5. // Instantiate the module D D d1( OUT, A, B, C); // Stimulate the inputs. Finish the simulation at 40 time units. initial begin A= 1'b0; B= 1'b0; C= 1'b0; #10 A= 1'b1; B= 1'b1; C= 1'b1; #10 A= 1'b1; B= 1'b0; C= 1'b0; #20 \$finish; end endmodule The waveforms from the simulation are shown in Figure 5-9 to illustrate the effect of specifying delays on gates. The waveforms are not drawn to scale. However, simulation time at each transition is specified below the transition. 1. The outputs E and OUT are initially unknown. 2. At time 10, after A, B, and C all transition to 1, OUT transitions to 1 after a delay of 4 time units and E changes value to 1 after 5 time units. 3. At time 20, B and C transition to 0. E changes value to 0 after 5 time units, and OUT transitions to 0, 4 time units after E changes. Figure 5-9. Waveforms for Delay Simulation It is a useful exercise to understand how the timing for each transition in the above waveform corresponds to the gate delays shown in Module D. [ Team LiB ] [ Team LiB ] 5.3 Summary In this chapter, we discussed how to model gate-level logic in Verilog. We also

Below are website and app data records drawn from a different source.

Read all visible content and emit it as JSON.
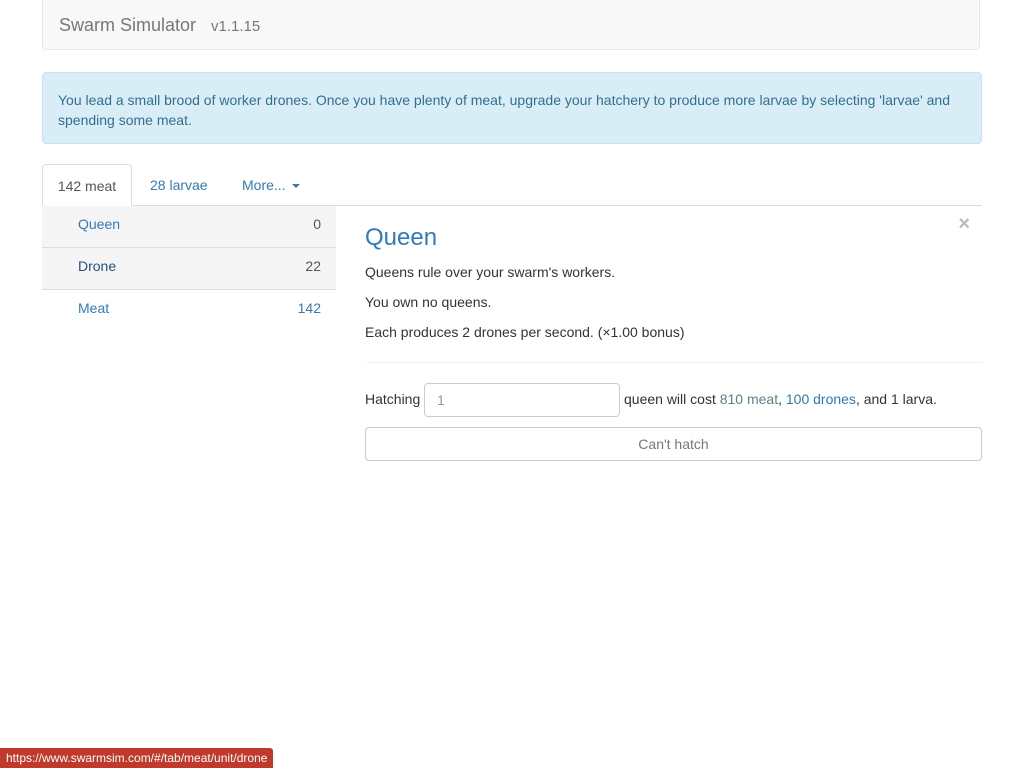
{
  "navbar": {
    "brand": "Swarm Simulator",
    "version": "v1.1.15"
  },
  "alert": {
    "text": "You lead a small brood of worker drones. Once you have plenty of meat, upgrade your hatchery to produce more larvae by selecting 'larvae' and spending some meat."
  },
  "tabs": [
    {
      "label": "142 meat",
      "active": true
    },
    {
      "label": "28 larvae",
      "active": false
    },
    {
      "label": "More...",
      "active": false
    }
  ],
  "units": [
    {
      "name": "Queen",
      "count": "0"
    },
    {
      "name": "Drone",
      "count": "22"
    },
    {
      "name": "Meat",
      "count": "142"
    }
  ],
  "detail": {
    "close": "×",
    "title": "Queen",
    "description": "Queens rule over your swarm's workers.",
    "owned": "You own no queens.",
    "production": "Each produces 2 drones per second. (×1.00 bonus)",
    "hatch_label": "Hatching",
    "hatch_value": "1",
    "cost_prefix": "queen will cost",
    "cost_meat": "810 meat",
    "cost_sep1": ",",
    "cost_drones": "100 drones",
    "cost_sep2": ", and 1 larva.",
    "button_label": "Can't hatch"
  },
  "statusbar": {
    "url": "https://www.swarmsim.com/#/tab/meat/unit/drone"
  },
  "colors": {
    "accent": "#337ab7",
    "alert_bg": "#d9edf7",
    "alert_text": "#31708f",
    "status_bg": "#c0392b"
  }
}
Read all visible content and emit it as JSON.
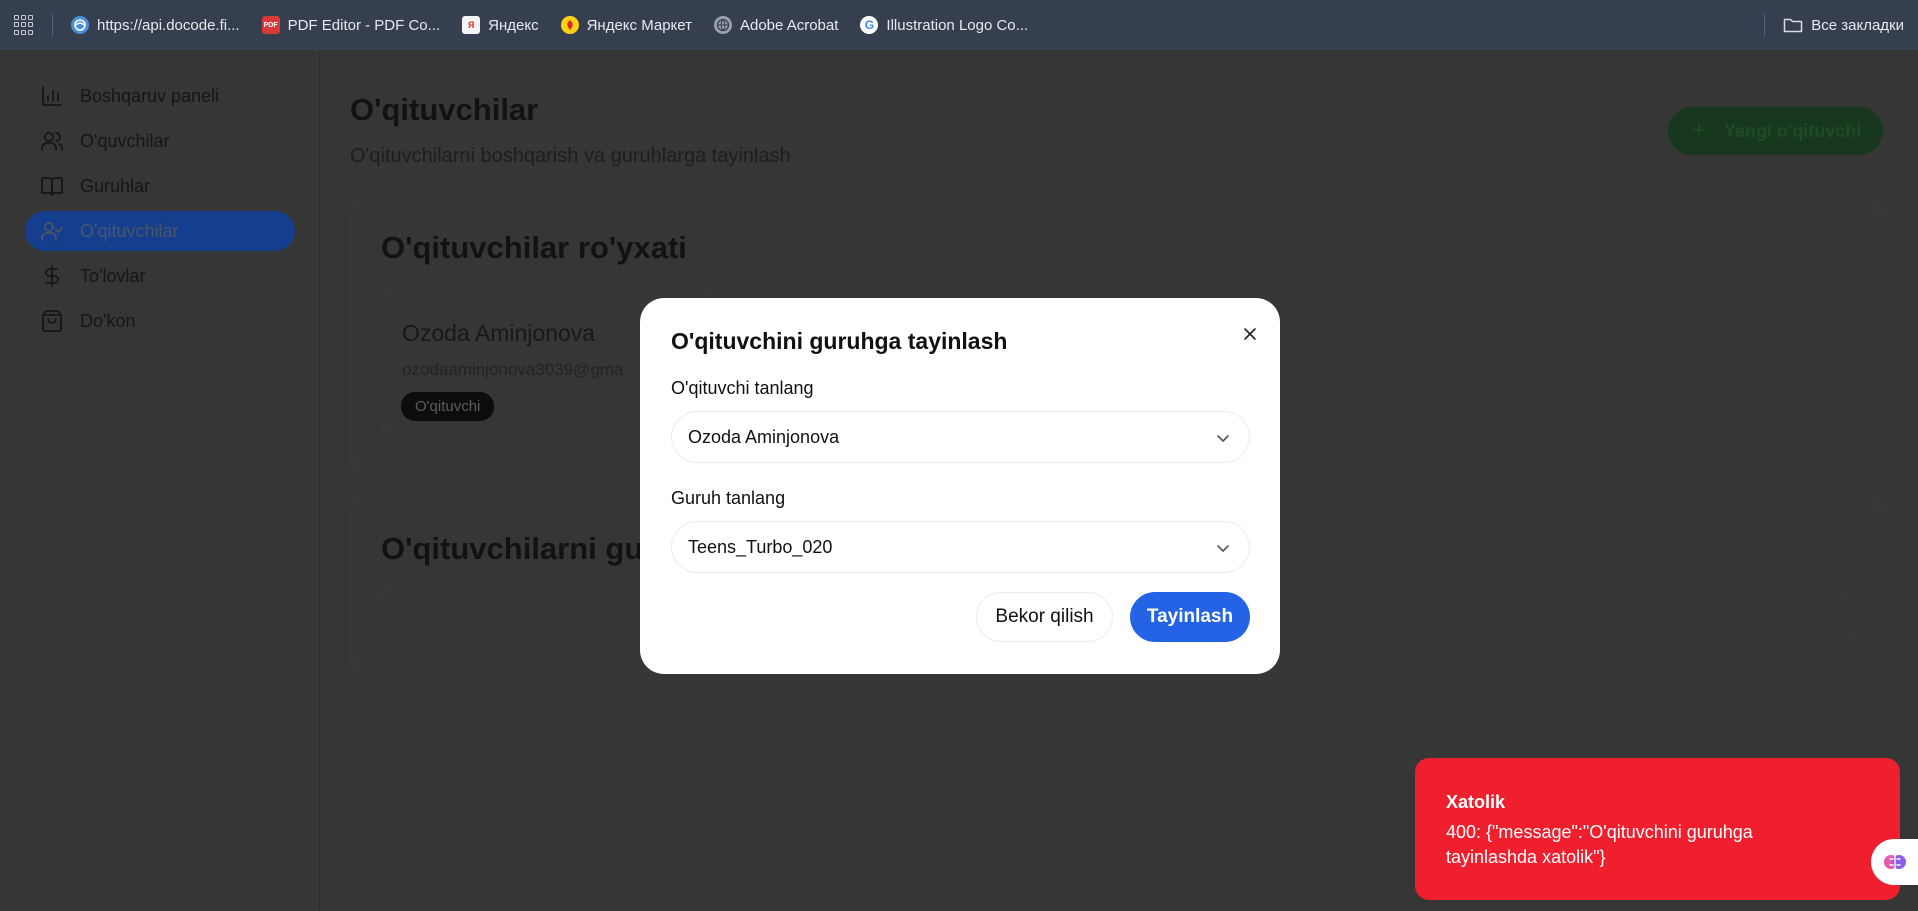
{
  "bookmarks": {
    "items": [
      {
        "label": "https://api.docode.fi...",
        "icon": "globe-swirl-icon",
        "color": "#4a90d9"
      },
      {
        "label": "PDF Editor - PDF Co...",
        "icon": "pdf-icon",
        "color": "#d83a3a",
        "badge": "PDF"
      },
      {
        "label": "Яндекс",
        "icon": "yandex-icon",
        "color": "#f5f5f5",
        "badge": "Я"
      },
      {
        "label": "Яндекс Маркет",
        "icon": "yandex-market-icon",
        "color": "#fcd316"
      },
      {
        "label": "Adobe Acrobat",
        "icon": "globe-icon",
        "color": "#9aa1ab"
      },
      {
        "label": "Illustration Logo Co...",
        "icon": "google-icon",
        "color": "#ffffff",
        "badge": "G"
      }
    ],
    "all_bookmarks": "Все закладки"
  },
  "sidebar": {
    "items": [
      {
        "label": "Boshqaruv paneli",
        "icon": "bar-chart-icon"
      },
      {
        "label": "O'quvchilar",
        "icon": "users-icon"
      },
      {
        "label": "Guruhlar",
        "icon": "book-icon"
      },
      {
        "label": "O'qituvchilar",
        "icon": "user-check-icon",
        "active": true
      },
      {
        "label": "To'lovlar",
        "icon": "dollar-icon"
      },
      {
        "label": "Do'kon",
        "icon": "shopping-bag-icon"
      }
    ]
  },
  "main": {
    "title": "O'qituvchilar",
    "subtitle": "O'qituvchilarni boshqarish va guruhlarga tayinlash",
    "new_button": "Yangi o'qituvchi",
    "list_title": "O'qituvchilar ro'yxati",
    "teacher": {
      "name": "Ozoda Aminjonova",
      "email": "ozodaaminjonova3039@gma",
      "role": "O'qituvchi"
    },
    "assign_section_title": "O'qituvchilarni guru"
  },
  "modal": {
    "title": "O'qituvchini guruhga tayinlash",
    "teacher_label": "O'qituvchi tanlang",
    "teacher_value": "Ozoda Aminjonova",
    "group_label": "Guruh tanlang",
    "group_value": "Teens_Turbo_020",
    "cancel": "Bekor qilish",
    "assign": "Tayinlash"
  },
  "toast": {
    "title": "Xatolik",
    "message": "400: {\"message\":\"O'qituvchini guruhga tayinlashda xatolik\"}"
  },
  "colors": {
    "primary": "#2563e6",
    "error": "#ef1f2d",
    "overlay": "#363636",
    "active_nav": "#163e8f"
  }
}
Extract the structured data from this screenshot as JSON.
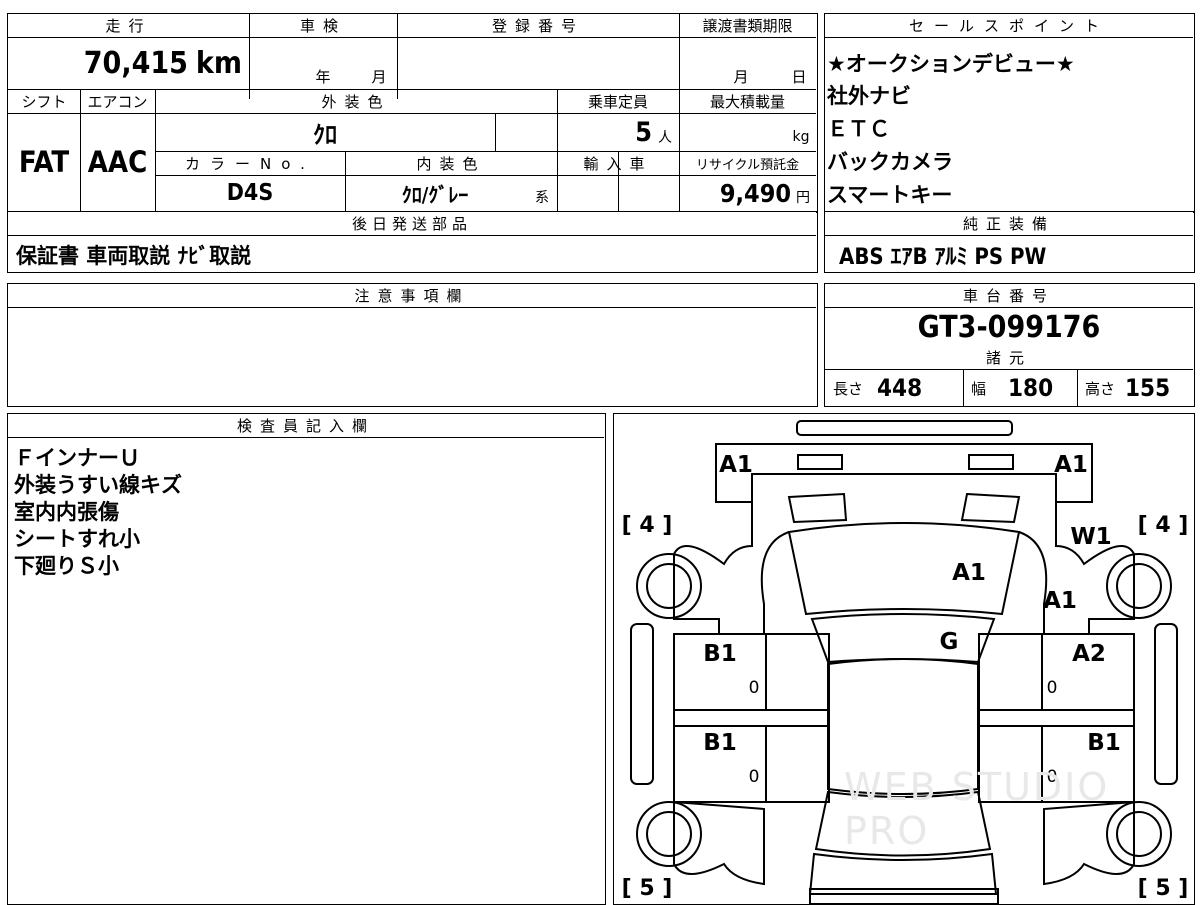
{
  "vehicle": {
    "mileage_label": "走行",
    "mileage": "70,415",
    "mileage_unit": "km",
    "inspection_label": "車検",
    "inspection_year_unit": "年",
    "inspection_month_unit": "月",
    "registration_label": "登録番号",
    "transfer_deadline_label": "譲渡書類期限",
    "transfer_month_unit": "月",
    "transfer_day_unit": "日",
    "shift_label": "シフト",
    "shift": "FAT",
    "ac_label": "エアコン",
    "ac": "AAC",
    "exterior_color_label": "外装色",
    "exterior_color": "ｸﾛ",
    "capacity_label": "乗車定員",
    "capacity": "5",
    "capacity_unit": "人",
    "max_load_label": "最大積載量",
    "max_load_unit": "kg",
    "color_no_label": "カラーNo.",
    "color_no": "D4S",
    "interior_color_label": "内装色",
    "interior_color": "ｸﾛ/ｸﾞﾚｰ",
    "interior_suffix": "系",
    "import_label": "輸入車",
    "recycle_label": "リサイクル預託金",
    "recycle_fee": "9,490",
    "recycle_unit": "円"
  },
  "later_shipping": {
    "label": "後日発送部品",
    "items": "保証書 車両取説 ﾅﾋﾞ取説"
  },
  "sales_points": {
    "label": "セールスポイント",
    "items": [
      "★オークションデビュー★",
      "社外ナビ",
      "ＥＴＣ",
      "バックカメラ",
      "スマートキー"
    ]
  },
  "standard_equipment": {
    "label": "純正装備",
    "items": "ABS ｴｱB ｱﾙﾐ PS PW"
  },
  "notes": {
    "label": "注意事項欄"
  },
  "chassis": {
    "label": "車台番号",
    "number": "GT3-099176"
  },
  "specs": {
    "label": "諸元",
    "length_label": "長さ",
    "length": "448",
    "width_label": "幅",
    "width": "180",
    "height_label": "高さ",
    "height": "155"
  },
  "inspector": {
    "label": "検査員記入欄",
    "lines": [
      "ＦインナーＵ",
      "外装うすい線キズ",
      "室内内張傷",
      "シートすれ小",
      "下廻りＳ小"
    ]
  },
  "diagram": {
    "tire_front_left": "[ 4 ]",
    "tire_front_right": "[ 4 ]",
    "tire_rear_left": "[ 5 ]",
    "tire_rear_right": "[ 5 ]",
    "marks": {
      "front_bumper_left": "A1",
      "front_bumper_right": "A1",
      "front_fender_right": "W1",
      "hood": "A1",
      "front_right_pillar": "A1",
      "windshield": "G",
      "front_left_door": "B1",
      "front_right_door": "A2",
      "rear_left_door": "B1",
      "rear_right_door": "B1",
      "door_zero_fl": "0",
      "door_zero_fr": "0",
      "door_zero_rl": "0",
      "door_zero_rr": "0"
    },
    "watermark": "WEB STUDIO PRO"
  }
}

6. discussed different aspects of gate-level design. • The basic types of gates are and, or, xor, buf, and not. Each gate has a logic symbol, truth table, and a corresponding Verilog primitive. Primitives are instantiated like modules except that they are predefined in Verilog. The output of a gate is evaluated as soon as one of its inputs changes. • Arrays of built-in primitive instances and user-defined modules can be defined in Verilog. • For gate-level design, start with the logic diagram, write the Verilog description for the logic by using gate primitives, provide stimulus, and look at the output. Two design examples, a 4-to-1 multiplexer and a 4-bit full adder, were discussed. Each step of the design process was explained. • Three types of delays are associated with gates: rise, fall, and turn-off. Verilog allows specification of one, two, or three delays for each gate. Values of rise, fall, and turn-off delays are computed by Verilog, based on the one, two, or three delays specified. • For each type of delay, a minimum, typical, and maximum value can be specified. The user can choose which value to apply at simulation time. This provides the flexibility to experiment with three delay values without changing the Verilog code. • The effect of propagation delay on waveforms was explained by the simple, two-gate logic example. For each gate with a delay of t, the output changes t time units after any of the inputs change.